DATA FOR THE TASK ▸
================

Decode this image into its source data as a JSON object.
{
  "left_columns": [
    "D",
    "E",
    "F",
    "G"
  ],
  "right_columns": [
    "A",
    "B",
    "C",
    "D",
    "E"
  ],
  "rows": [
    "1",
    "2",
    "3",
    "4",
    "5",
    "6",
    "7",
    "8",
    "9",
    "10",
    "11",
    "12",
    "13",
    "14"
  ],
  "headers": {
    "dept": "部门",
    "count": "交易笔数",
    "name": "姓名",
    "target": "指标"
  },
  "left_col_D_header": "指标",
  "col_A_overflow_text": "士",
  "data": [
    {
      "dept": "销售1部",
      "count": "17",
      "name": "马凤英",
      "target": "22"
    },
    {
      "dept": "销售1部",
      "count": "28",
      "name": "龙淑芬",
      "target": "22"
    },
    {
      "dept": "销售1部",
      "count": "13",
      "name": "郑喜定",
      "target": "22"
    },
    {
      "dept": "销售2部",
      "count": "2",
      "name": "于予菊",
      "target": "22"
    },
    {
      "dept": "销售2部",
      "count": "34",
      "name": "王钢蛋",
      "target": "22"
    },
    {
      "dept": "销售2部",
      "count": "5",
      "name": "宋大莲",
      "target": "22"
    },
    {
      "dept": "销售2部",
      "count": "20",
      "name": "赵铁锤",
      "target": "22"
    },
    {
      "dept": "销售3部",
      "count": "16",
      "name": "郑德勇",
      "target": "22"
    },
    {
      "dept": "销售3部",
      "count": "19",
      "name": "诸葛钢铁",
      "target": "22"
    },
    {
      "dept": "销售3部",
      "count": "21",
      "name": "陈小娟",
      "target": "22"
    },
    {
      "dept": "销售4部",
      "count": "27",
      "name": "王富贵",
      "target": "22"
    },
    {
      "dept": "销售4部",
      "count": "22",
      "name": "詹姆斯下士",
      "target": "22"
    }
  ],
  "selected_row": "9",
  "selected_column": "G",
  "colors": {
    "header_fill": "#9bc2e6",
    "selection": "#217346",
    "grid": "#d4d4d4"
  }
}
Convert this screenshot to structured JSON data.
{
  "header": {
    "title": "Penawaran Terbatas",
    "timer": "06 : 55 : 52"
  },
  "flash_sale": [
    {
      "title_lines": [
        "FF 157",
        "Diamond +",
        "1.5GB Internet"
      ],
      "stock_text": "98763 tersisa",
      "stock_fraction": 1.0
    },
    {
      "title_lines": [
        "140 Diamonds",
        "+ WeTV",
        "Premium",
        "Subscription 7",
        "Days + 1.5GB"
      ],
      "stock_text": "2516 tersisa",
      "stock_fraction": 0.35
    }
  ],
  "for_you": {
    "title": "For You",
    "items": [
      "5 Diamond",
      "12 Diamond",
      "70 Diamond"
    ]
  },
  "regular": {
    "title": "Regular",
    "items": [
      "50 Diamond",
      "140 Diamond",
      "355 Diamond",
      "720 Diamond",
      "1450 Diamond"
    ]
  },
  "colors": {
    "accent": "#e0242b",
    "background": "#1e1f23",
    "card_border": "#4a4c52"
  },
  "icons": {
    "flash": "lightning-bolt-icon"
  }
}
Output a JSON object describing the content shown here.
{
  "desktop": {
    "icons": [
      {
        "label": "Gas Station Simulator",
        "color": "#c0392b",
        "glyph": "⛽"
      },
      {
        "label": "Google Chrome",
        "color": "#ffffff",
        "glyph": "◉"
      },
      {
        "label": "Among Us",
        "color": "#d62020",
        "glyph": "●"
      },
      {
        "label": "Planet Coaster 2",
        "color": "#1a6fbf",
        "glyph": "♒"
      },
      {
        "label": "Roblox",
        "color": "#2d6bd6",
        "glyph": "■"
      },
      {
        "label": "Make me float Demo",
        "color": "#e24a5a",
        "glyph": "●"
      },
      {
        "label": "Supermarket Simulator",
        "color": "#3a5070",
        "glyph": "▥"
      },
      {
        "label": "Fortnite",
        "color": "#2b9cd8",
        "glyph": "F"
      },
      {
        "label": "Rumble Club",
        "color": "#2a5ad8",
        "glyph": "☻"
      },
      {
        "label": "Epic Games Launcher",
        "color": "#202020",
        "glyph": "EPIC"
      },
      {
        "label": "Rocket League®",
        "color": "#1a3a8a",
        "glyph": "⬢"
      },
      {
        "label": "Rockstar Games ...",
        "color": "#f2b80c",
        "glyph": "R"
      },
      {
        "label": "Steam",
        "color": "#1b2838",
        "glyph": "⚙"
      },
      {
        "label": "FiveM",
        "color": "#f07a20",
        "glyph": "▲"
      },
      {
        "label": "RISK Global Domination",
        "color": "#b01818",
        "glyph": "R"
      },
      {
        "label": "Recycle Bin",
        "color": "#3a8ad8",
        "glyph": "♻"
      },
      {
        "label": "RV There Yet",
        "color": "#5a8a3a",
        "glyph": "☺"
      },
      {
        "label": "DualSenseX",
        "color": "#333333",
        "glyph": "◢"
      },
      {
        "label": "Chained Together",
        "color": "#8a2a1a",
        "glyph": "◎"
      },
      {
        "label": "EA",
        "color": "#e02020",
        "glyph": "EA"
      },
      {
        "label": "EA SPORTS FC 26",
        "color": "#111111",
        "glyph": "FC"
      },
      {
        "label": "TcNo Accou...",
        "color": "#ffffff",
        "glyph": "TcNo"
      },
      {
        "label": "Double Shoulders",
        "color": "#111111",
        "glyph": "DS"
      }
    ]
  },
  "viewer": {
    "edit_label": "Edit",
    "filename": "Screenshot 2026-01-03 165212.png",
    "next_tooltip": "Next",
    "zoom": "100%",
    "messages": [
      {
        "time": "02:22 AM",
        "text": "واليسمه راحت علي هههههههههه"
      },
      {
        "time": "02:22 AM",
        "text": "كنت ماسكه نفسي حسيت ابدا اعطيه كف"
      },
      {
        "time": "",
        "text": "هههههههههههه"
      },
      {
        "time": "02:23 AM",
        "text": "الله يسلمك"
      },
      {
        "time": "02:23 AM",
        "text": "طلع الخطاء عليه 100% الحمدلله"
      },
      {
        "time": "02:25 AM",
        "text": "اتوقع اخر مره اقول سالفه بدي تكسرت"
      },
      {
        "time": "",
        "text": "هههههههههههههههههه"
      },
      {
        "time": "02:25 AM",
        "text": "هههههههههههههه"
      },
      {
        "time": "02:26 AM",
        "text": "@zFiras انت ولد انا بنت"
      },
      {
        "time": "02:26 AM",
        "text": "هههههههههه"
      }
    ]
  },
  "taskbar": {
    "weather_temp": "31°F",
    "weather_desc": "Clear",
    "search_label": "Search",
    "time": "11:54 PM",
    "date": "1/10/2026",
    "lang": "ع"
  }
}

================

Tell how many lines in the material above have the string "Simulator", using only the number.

PROBLEM SOLUTION ▸ 2